Sexes Eligible for Study:   All
Accepts Healthy Volunteers:   Yes
Criteria

Inclusion Criteria:

  • above the 85th BMI percentile
  • reside in one primary household
  • engage in at least 18 hours of sedentary behavior a week

Exclusion Criteria:

  Contacts and Locations
Information from the National Library of Medicine

To learn more about this study, you or your doctor may contact the study research staff using the contact information provided by the sponsor.

Please refer to this study by its ClinicalTrials.gov identifier (NCT number): NCT00962247


Locations
United States, New York
University at Buffalo
Buffalo, New York, United States, 14214
Sponsors and Collaborators
State University of New York at Buffalo
Eunice Kennedy Shriver National Institute of Child Health and Human Development (NICHD)
  More Information

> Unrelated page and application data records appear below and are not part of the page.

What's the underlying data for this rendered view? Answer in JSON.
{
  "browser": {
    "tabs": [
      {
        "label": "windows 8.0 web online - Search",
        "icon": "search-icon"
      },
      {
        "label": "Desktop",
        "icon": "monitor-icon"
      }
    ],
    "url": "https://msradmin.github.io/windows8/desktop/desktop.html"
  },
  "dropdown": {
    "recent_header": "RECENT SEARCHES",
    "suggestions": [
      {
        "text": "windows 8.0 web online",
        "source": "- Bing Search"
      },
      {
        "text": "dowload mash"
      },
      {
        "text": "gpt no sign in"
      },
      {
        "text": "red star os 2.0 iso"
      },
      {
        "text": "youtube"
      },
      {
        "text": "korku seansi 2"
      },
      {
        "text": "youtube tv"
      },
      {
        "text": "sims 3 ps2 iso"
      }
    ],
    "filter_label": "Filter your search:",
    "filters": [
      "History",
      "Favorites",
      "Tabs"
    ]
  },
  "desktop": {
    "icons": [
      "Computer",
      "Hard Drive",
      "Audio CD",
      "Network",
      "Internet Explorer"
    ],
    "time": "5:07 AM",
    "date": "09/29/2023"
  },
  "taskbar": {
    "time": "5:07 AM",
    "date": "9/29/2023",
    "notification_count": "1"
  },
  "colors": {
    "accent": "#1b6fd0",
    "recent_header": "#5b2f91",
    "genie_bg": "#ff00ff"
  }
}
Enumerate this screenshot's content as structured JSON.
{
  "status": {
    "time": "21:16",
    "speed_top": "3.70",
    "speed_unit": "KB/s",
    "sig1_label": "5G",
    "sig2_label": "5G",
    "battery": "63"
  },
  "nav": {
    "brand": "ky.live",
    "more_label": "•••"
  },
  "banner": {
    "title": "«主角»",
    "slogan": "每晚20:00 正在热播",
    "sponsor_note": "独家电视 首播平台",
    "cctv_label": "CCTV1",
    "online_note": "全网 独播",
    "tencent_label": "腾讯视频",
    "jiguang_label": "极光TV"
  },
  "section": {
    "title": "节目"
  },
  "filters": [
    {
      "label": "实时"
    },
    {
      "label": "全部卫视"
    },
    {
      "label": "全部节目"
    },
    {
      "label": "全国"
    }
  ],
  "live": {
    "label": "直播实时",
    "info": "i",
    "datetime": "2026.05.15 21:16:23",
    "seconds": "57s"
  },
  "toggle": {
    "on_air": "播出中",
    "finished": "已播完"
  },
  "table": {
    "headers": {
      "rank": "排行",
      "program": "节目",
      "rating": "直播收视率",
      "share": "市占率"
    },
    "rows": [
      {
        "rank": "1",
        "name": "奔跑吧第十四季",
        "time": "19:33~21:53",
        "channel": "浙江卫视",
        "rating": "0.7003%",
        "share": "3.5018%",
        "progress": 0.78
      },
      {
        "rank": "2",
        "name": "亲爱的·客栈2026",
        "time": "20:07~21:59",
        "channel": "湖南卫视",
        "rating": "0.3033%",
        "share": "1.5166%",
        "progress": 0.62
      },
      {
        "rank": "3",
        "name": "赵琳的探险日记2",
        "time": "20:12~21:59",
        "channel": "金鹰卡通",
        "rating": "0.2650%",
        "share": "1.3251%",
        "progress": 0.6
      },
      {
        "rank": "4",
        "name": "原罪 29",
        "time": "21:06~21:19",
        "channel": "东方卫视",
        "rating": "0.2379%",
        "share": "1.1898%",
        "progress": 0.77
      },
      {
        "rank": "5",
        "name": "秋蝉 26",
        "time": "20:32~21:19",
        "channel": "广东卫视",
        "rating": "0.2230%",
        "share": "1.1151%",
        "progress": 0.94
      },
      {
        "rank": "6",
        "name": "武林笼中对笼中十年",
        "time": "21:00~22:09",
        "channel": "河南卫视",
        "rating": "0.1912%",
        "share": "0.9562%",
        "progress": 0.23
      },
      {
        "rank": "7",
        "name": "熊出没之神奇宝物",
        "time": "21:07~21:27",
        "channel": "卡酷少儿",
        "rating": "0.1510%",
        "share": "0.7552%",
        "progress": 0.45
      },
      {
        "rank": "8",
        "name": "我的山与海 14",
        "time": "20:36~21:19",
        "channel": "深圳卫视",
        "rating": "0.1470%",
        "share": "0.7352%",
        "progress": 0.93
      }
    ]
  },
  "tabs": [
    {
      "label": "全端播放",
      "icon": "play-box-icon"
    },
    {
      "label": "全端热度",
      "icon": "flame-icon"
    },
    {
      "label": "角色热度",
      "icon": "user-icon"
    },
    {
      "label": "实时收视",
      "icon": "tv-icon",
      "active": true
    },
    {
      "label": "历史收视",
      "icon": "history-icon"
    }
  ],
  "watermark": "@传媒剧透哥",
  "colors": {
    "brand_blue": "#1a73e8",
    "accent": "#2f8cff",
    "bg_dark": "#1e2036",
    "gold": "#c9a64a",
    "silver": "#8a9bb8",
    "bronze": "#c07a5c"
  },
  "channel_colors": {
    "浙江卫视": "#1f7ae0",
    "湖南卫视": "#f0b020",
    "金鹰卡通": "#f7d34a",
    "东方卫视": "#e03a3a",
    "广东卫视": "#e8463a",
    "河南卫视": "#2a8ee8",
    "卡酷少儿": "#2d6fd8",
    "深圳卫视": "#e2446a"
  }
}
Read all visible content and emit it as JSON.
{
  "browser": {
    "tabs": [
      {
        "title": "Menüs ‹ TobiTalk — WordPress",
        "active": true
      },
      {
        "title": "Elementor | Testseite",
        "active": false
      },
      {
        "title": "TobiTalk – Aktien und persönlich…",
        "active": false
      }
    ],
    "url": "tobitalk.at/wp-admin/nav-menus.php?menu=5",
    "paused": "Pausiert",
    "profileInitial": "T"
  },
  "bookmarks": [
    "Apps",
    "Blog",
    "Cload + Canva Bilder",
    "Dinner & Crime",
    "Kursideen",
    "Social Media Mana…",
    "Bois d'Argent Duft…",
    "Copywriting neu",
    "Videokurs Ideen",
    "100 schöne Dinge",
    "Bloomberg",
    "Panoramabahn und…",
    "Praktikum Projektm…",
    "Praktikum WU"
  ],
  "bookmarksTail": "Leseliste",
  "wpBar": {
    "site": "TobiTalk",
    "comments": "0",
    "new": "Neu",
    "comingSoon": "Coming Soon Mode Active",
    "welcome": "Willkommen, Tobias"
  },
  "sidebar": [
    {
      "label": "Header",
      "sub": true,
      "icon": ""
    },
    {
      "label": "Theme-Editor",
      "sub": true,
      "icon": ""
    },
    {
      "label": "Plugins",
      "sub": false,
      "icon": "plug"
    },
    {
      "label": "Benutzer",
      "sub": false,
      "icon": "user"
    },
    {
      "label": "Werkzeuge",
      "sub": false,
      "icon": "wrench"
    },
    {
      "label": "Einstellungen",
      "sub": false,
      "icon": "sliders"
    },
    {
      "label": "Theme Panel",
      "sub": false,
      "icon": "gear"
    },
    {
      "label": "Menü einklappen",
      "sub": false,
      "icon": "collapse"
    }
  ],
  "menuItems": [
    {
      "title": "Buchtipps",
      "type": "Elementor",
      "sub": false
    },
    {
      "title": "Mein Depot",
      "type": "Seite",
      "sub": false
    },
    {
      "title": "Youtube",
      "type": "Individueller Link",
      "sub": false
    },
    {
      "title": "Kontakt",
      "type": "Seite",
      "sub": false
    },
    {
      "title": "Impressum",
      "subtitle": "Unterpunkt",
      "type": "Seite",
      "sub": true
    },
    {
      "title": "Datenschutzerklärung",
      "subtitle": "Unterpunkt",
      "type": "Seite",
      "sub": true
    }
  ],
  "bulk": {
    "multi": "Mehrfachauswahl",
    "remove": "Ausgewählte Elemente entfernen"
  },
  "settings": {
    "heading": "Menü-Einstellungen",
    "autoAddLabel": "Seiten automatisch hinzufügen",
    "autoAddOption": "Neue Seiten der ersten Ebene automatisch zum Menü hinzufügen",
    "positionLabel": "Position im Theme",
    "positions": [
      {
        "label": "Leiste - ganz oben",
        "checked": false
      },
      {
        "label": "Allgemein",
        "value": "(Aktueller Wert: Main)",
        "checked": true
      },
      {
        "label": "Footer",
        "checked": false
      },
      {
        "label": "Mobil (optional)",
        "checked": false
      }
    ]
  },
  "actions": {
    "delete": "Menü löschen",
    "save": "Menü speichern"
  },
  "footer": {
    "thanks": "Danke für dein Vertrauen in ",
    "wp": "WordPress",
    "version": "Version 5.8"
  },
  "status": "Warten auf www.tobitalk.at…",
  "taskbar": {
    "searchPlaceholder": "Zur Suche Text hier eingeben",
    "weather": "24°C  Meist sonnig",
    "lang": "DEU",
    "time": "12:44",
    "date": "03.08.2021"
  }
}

Publications automatically indexed to this study by ClinicalTrials.gov Identifier (NCT Number):
Responsible Party: Leonard Epstein, Leonard H. Epstein, Ph.D., State University of New York at Buffalo
ClinicalTrials.gov Identifier: NCT00962247     History of Changes
Other Study ID Numbers: HD039778
5R01HD039778 ( U.S. NIH Grant/Contract )
First Submitted: August 17, 2009
First Posted: August 19, 2009
Results First Submitted: November 11, 2016
Results First Posted: August 24, 2017
Last Update Posted: August 24, 2017
Last Verified: July 2017
Individual Participant Data (IPD) Sharing Statement:
Plan to Share IPD: No

Keywords provided by Leonard Epstein, State University of New York at Buffalo:
physical activity
relative reinforcing value
sedentary behavior
obesity